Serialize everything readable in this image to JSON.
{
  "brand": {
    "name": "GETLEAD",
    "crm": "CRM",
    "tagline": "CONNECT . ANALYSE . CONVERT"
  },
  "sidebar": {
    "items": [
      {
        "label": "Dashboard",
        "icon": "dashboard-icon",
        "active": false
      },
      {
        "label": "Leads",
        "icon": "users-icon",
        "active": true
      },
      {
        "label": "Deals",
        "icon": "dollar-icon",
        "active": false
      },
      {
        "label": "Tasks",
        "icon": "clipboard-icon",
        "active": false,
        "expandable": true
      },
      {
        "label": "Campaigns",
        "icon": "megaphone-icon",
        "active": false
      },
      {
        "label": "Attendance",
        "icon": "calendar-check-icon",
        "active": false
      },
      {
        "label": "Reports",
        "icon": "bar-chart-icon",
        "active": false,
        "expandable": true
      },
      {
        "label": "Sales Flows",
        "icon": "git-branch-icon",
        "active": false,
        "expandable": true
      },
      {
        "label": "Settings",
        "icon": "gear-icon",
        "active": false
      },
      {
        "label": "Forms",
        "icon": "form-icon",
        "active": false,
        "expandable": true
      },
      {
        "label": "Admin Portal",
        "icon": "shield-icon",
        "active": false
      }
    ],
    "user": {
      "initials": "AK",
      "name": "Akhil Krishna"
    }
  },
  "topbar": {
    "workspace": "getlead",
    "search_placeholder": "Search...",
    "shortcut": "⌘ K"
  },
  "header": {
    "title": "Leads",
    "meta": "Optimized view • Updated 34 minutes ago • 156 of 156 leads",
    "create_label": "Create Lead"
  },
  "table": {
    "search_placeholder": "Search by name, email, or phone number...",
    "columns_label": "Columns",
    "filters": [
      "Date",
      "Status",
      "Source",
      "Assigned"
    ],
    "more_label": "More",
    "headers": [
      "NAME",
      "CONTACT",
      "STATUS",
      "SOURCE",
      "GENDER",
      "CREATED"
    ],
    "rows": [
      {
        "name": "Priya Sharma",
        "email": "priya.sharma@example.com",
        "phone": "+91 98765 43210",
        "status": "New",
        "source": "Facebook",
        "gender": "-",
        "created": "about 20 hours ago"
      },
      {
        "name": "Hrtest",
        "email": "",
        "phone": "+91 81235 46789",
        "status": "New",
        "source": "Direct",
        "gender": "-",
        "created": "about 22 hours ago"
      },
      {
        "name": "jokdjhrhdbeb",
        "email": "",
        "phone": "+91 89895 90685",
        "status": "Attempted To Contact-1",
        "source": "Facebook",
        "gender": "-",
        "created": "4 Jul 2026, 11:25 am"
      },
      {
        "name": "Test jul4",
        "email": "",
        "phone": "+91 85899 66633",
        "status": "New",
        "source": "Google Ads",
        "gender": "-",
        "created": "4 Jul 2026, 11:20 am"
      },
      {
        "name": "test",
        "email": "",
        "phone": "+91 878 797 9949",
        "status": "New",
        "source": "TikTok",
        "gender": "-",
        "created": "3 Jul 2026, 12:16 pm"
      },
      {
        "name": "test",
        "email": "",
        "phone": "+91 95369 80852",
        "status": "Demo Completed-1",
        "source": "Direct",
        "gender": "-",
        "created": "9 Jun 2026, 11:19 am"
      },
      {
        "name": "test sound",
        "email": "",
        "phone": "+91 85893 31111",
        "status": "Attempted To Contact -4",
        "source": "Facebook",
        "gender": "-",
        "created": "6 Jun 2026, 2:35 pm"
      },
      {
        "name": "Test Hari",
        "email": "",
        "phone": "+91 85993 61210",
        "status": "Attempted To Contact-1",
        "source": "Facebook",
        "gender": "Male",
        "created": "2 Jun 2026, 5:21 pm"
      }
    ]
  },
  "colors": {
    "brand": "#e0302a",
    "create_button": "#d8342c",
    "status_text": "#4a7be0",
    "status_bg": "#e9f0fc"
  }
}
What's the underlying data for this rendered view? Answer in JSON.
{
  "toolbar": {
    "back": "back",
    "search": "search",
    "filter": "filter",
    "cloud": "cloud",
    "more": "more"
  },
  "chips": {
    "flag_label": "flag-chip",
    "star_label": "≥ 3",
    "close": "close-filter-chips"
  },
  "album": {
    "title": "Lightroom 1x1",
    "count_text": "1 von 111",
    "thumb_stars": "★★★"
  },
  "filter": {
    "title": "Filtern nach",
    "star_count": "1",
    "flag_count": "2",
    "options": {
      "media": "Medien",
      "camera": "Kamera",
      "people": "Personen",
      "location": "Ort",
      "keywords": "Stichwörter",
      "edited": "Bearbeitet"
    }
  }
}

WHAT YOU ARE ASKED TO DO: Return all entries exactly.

ANSWER:
Serialize everything readable in this image to JSON.
{
  "brand": {
    "name": "GETLEAD",
    "crm": "CRM",
    "tagline": "CONNECT . ANALYSE . CONVERT"
  },
  "sidebar": {
    "items": [
      {
        "label": "Dashboard",
        "icon": "dashboard-icon",
        "active": false
      },
      {
        "label": "Leads",
        "icon": "users-icon",
        "active": true
      },
      {
        "label": "Deals",
        "icon": "dollar-icon",
        "active": false
      },
      {
        "label": "Tasks",
        "icon": "clipboard-icon",
        "active": false,
        "expandable": true
      },
      {
        "label": "Campaigns",
        "icon": "megaphone-icon",
        "active": false
      },
      {
        "label": "Attendance",
        "icon": "calendar-check-icon",
        "active": false
      },
      {
        "label": "Reports",
        "icon": "bar-chart-icon",
        "active": false,
        "expandable": true
      },
      {
        "label": "Sales Flows",
        "icon": "git-branch-icon",
        "active": false,
        "expandable": true
      },
      {
        "label": "Settings",
        "icon": "gear-icon",
        "active": false
      },
      {
        "label": "Forms",
        "icon": "form-icon",
        "active": false,
        "expandable": true
      },
      {
        "label": "Admin Portal",
        "icon": "shield-icon",
        "active": false
      }
    ],
    "user": {
      "initials": "AK",
      "name": "Akhil Krishna"
    }
  },
  "topbar": {
    "workspace": "getlead",
    "search_placeholder": "Search...",
    "shortcut": "⌘ K"
  },
  "header": {
    "title": "Leads",
    "meta": "Optimized view • Updated 34 minutes ago • 156 of 156 leads",
    "create_label": "Create Lead"
  },
  "table": {
    "search_placeholder": "Search by name, email, or phone number...",
    "columns_label": "Columns",
    "filters": [
      "Date",
      "Status",
      "Source",
      "Assigned"
    ],
    "more_label": "More",
    "headers": [
      "NAME",
      "CONTACT",
      "STATUS",
      "SOURCE",
      "GENDER",
      "CREATED"
    ],
    "rows": [
      {
        "name": "Priya Sharma",
        "email": "priya.sharma@example.com",
        "phone": "+91 98765 43210",
        "status": "New",
        "source": "Facebook",
        "gender": "-",
        "created": "about 20 hours ago"
      },
      {
        "name": "Hrtest",
        "email": "",
        "phone": "+91 81235 46789",
        "status": "New",
        "source": "Direct",
        "gender": "-",
        "created": "about 22 hours ago"
      },
      {
        "name": "jokdjhrhdbeb",
        "email": "",
        "phone": "+91 89895 90685",
        "status": "Attempted To Contact-1",
        "source": "Facebook",
        "gender": "-",
        "created": "4 Jul 2026, 11:25 am"
      },
      {
        "name": "Test jul4",
        "email": "",
        "phone": "+91 85899 66633",
        "status": "New",
        "source": "Google Ads",
        "gender": "-",
        "created": "4 Jul 2026, 11:20 am"
      },
      {
        "name": "test",
        "email": "",
        "phone": "+91 878 797 9949",
        "status": "New",
        "source": "TikTok",
        "gender": "-",
        "created": "3 Jul 2026, 12:16 pm"
      },
      {
        "name": "test",
        "email": "",
        "phone": "+91 95369 80852",
        "status": "Demo Completed-1",
        "source": "Direct",
        "gender": "-",
        "created": "9 Jun 2026, 11:19 am"
      },
      {
        "name": "test sound",
        "email": "",
        "phone": "+91 85893 31111",
        "status": "Attempted To Contact -4",
        "source": "Facebook",
        "gender": "-",
        "created": "6 Jun 2026, 2:35 pm"
      },
      {
        "name": "Test Hari",
        "email": "",
        "phone": "+91 85993 61210",
        "status": "Attempted To Contact-1",
        "source": "Facebook",
        "gender": "Male",
        "created": "2 Jun 2026, 5:21 pm"
      }
    ]
  },
  "colors": {
    "brand": "#e0302a",
    "create_button": "#d8342c",
    "status_text": "#4a7be0",
    "status_bg": "#e9f0fc"
  }
}
What's the underlying data for this rendered view? Answer in JSON.
{
  "toolbar": {
    "back": "back",
    "search": "search",
    "filter": "filter",
    "cloud": "cloud",
    "more": "more"
  },
  "chips": {
    "flag_label": "flag-chip",
    "star_label": "≥ 3",
    "close": "close-filter-chips"
  },
  "album": {
    "title": "Lightroom 1x1",
    "count_text": "1 von 111",
    "thumb_stars": "★★★"
  },
  "filter": {
    "title": "Filtern nach",
    "star_count": "1",
    "flag_count": "2",
    "options": {
      "media": "Medien",
      "camera": "Kamera",
      "people": "Personen",
      "location": "Ort",
      "keywords": "Stichwörter",
      "edited": "Bearbeitet"
    }
  }
}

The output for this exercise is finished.